Your monolith is probably generating a lot of revenue for your company. But customers want more to stay competitive. And that’s why you’re considering breaking it up into microservices or components.

However, refactoring your monolith into microservices will be a multi-year project. There are serious business risk. Development could be delayed. There could be concerns about how well the new architecture will work. And you could compromise stability and reliability. More on microservices vs. mini vs. monolith >>

Depending on your application, moving to microservices might not make sense.

What About Git?

Many teams use Git for microservices. And Git is a great place to keep your codebase if you’re already in a microservices model.

But Git is not a great place to migrate your monolith codebase — or your legacy production workflow. To do so, you would have to do 1+ year of work first and then try to migrate.

If you don’t have time to wait, moving your monolith to microservices with Git is a bad option.

 

[Related Webinar: Should You Break Up Your Monolith?]

 

How to Break Up Your Monolith

It’s best to stick with your monolith until you have a better understanding of your architecture — and the problems within it.

Build the Right Approach

You’ll want to construct a new environment that incorporates your legacy and plans for the new system.

Here are 4 key tips for building the right approach.

Assess low-hanging fruit.

Break-off and refactor after you migrate.

Attack a component/package/service in a logical order.

Adopt new tools throughout the process.

Your goal should be to support both the old and the new models simultaneously.

8 Steps to a Successful Migration

When it comes to migrating your monolith, there are 8 steps that will be critical for success.

  1. Start with capabilities of the monolith that are decoupled and don’t require changes to customer-facing apps.
  2. Focus on delivery approaches and upskilling team members.
  3. Build out the minimum infrastructure needed to deliver independently deployable components (e.g., containerized microservices) that expose self-service APIs.
  4. Start tracking technical issues for new and legacy, including:
    • Counting errors released to production.
    • Service availability.
    • Time to remediate.
  5. Consider cloud deployment options (as appropriate).
  6. Implement basic monitoring for new and legacy.
  7. Implement automation wherever possible.
  8. Migrate in atomic steps.

Modernize Your Monolith With Helix Core

You can’t just dump the monolith.
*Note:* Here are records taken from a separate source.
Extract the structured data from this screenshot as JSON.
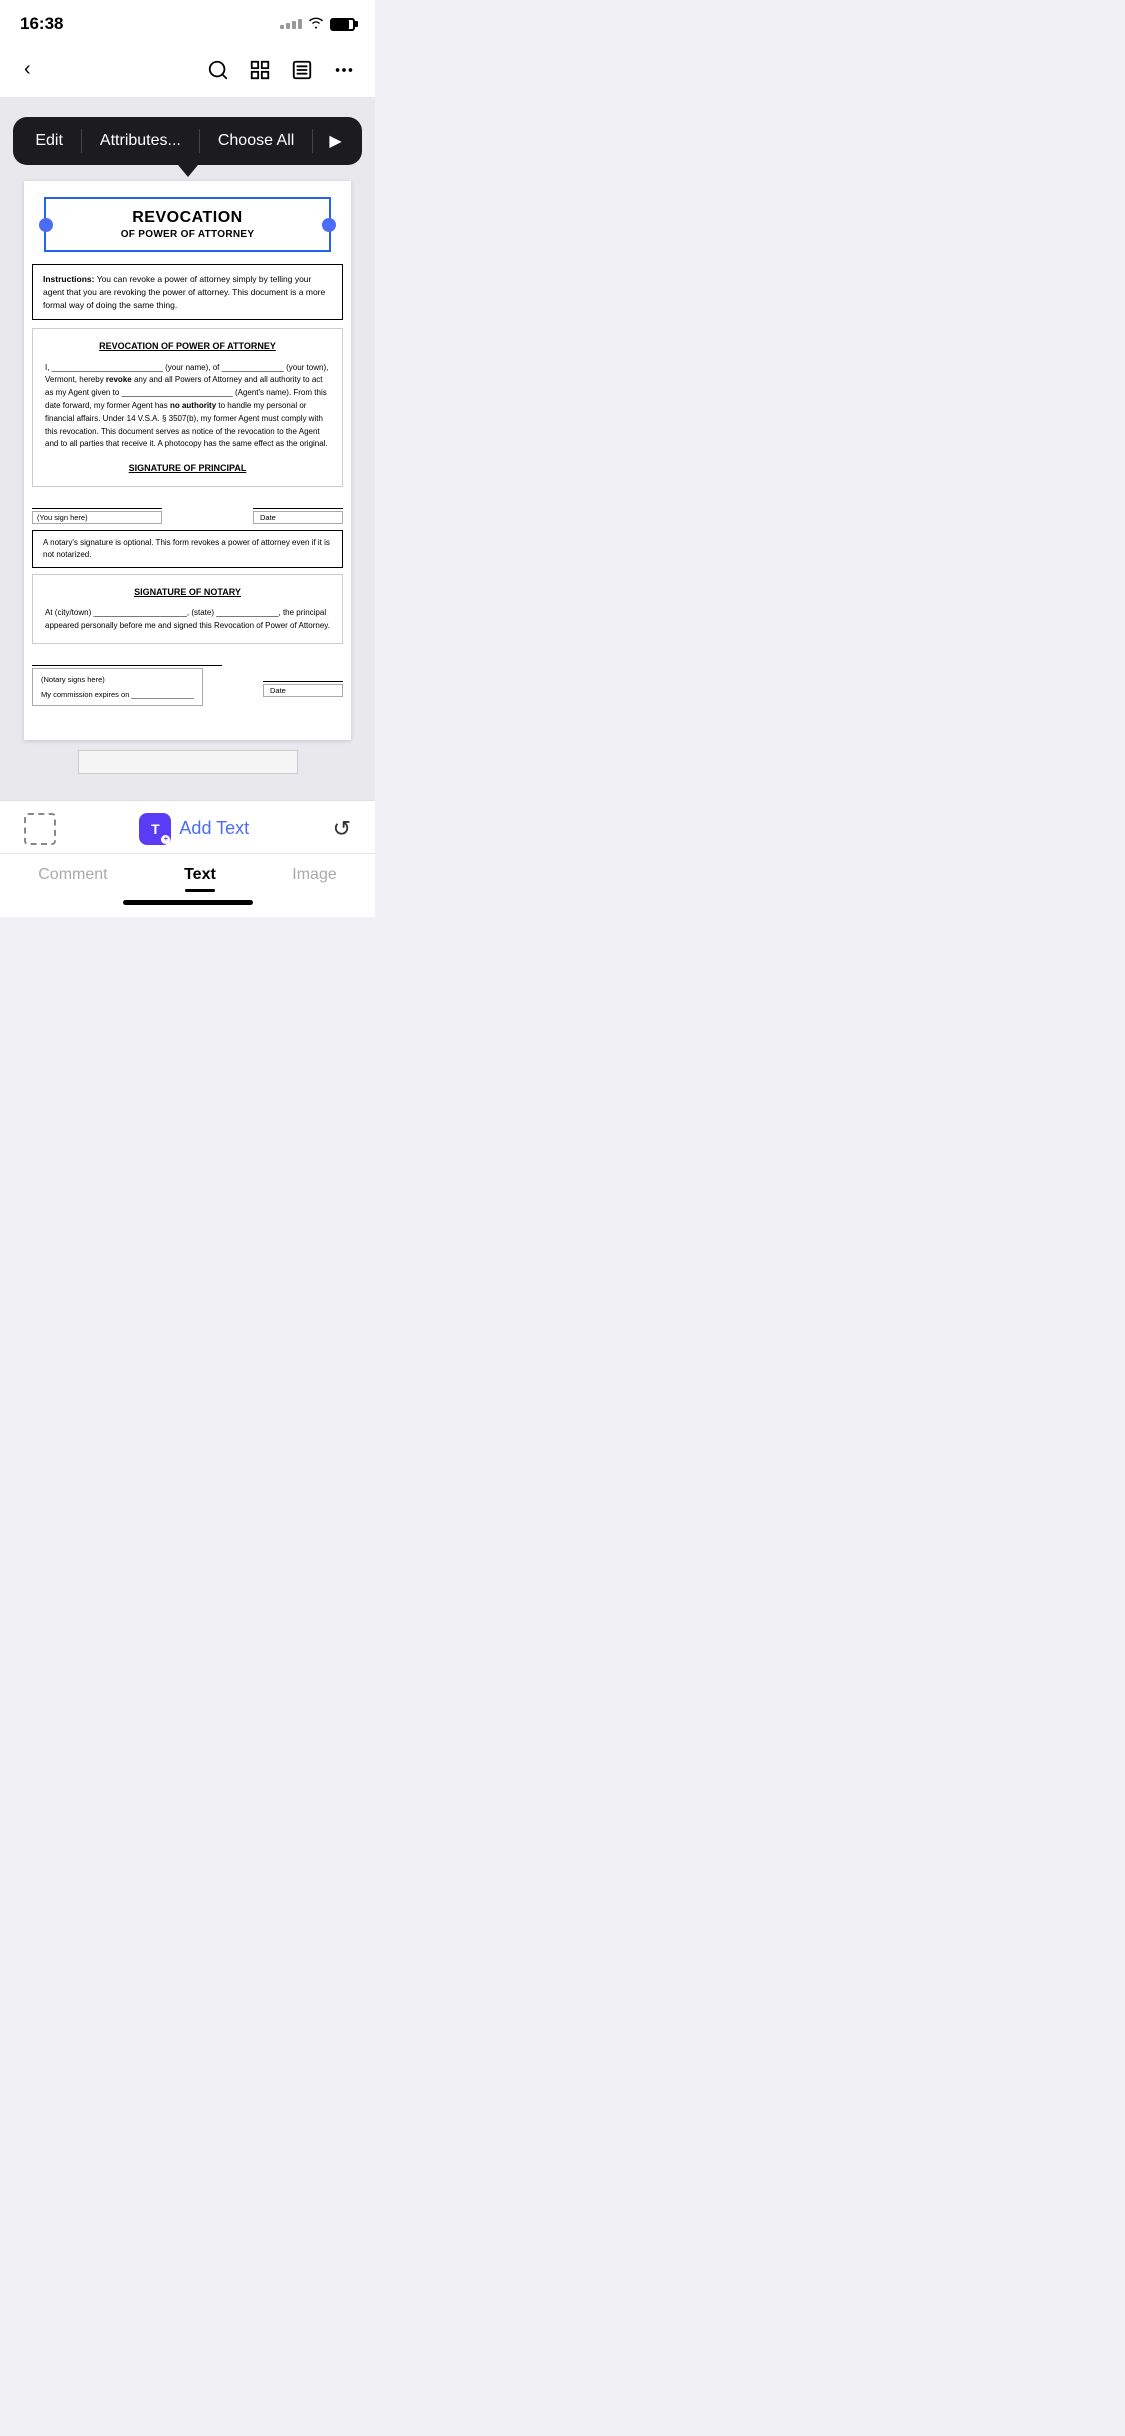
{
  "statusBar": {
    "time": "16:38"
  },
  "topNav": {
    "backLabel": "‹",
    "searchIcon": "search",
    "gridIcon": "grid",
    "listIcon": "list",
    "moreIcon": "more"
  },
  "contextMenu": {
    "items": [
      {
        "label": "Edit",
        "id": "edit"
      },
      {
        "label": "Attributes...",
        "id": "attributes"
      },
      {
        "label": "Choose All",
        "id": "choose-all"
      }
    ],
    "playIcon": "▶"
  },
  "document": {
    "titleMain": "REVOCATION",
    "titleSub": "OF POWER OF ATTORNEY",
    "instructions": {
      "prefix": "Instructions:",
      "text": " You can revoke a power of attorney simply by telling your agent that you are revoking the power of attorney.  This document is a more formal way of doing the same thing."
    },
    "mainSectionTitle": "REVOCATION OF POWER OF ATTORNEY",
    "bodyParagraph1": "I, _________________________ (your name), of ______________ (your town), Vermont, hereby revoke any and all Powers of Attorney and all authority to act as my Agent given to _________________________ (Agent's name).  From this date forward, my former Agent has no authority to handle my personal or financial affairs.  Under 14 V.S.A. § 3507(b), my former Agent must comply with this revocation. This document serves as notice of the revocation to the Agent and to all parties that receive it.  A photocopy has the same effect as the original.",
    "sigPrincipalTitle": "SIGNATURE OF PRINCIPAL",
    "youSignHere": "(You sign here)",
    "dateLabel": "Date",
    "notaryNote": "A notary's signature is optional.  This form revokes a power of attorney even if it is not notarized.",
    "sigNotaryTitle": "SIGNATURE OF NOTARY",
    "notaryText": "At (city/town) _____________________, (state) ______________, the principal appeared personally before me and signed this Revocation of Power of Attorney.",
    "notarySigns": "(Notary signs here)",
    "notaryDate": "Date",
    "commissionExpires": "My commission expires on _______________"
  },
  "bottomToolbar": {
    "selectionToolLabel": "selection",
    "addTextLabel": "Add Text",
    "addTextIconLetter": "T",
    "undoIcon": "↺"
  },
  "tabBar": {
    "tabs": [
      {
        "label": "Comment",
        "id": "comment",
        "active": false
      },
      {
        "label": "Text",
        "id": "text",
        "active": true
      },
      {
        "label": "Image",
        "id": "image",
        "active": false
      }
    ]
  }
}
But you can modernize it and get it working the way you need it too. And that’s by using Helix Core.

Helix Core can handle your entire monolith as-is, without requiring major refactoring first. All you have to do is import and go. There are no barriers or risk. And there is no immediate need to break up your monolith.

Once you’re working in Helix Core, you can methodically attack a component (or package or service) one at a time. The tooling and process will support your transition seamlessly.

This means you can move the legacy monolith codebase over. You can modernize as you go. And you can bring it all together in one unified system.

Features like Perforce Streams further support component based development. You can customize Stream spec fields to adjust the metadata. This makes it easier to pull related codelines together for a build. And it enables IP reuse because files are easier to locate.

And, if you want to support teams building components in Git, Perforce supports that, too. You can bring those components in seamlessly with Helix4Git without impacting the build and release process.

Get Started With Helix Core

See for yourself how Helix Core will help you modernize your monolith — and move into component based development. You can get started for free for up to 5 users and 20 workspaces.

Modernize My Monolith With Helix Core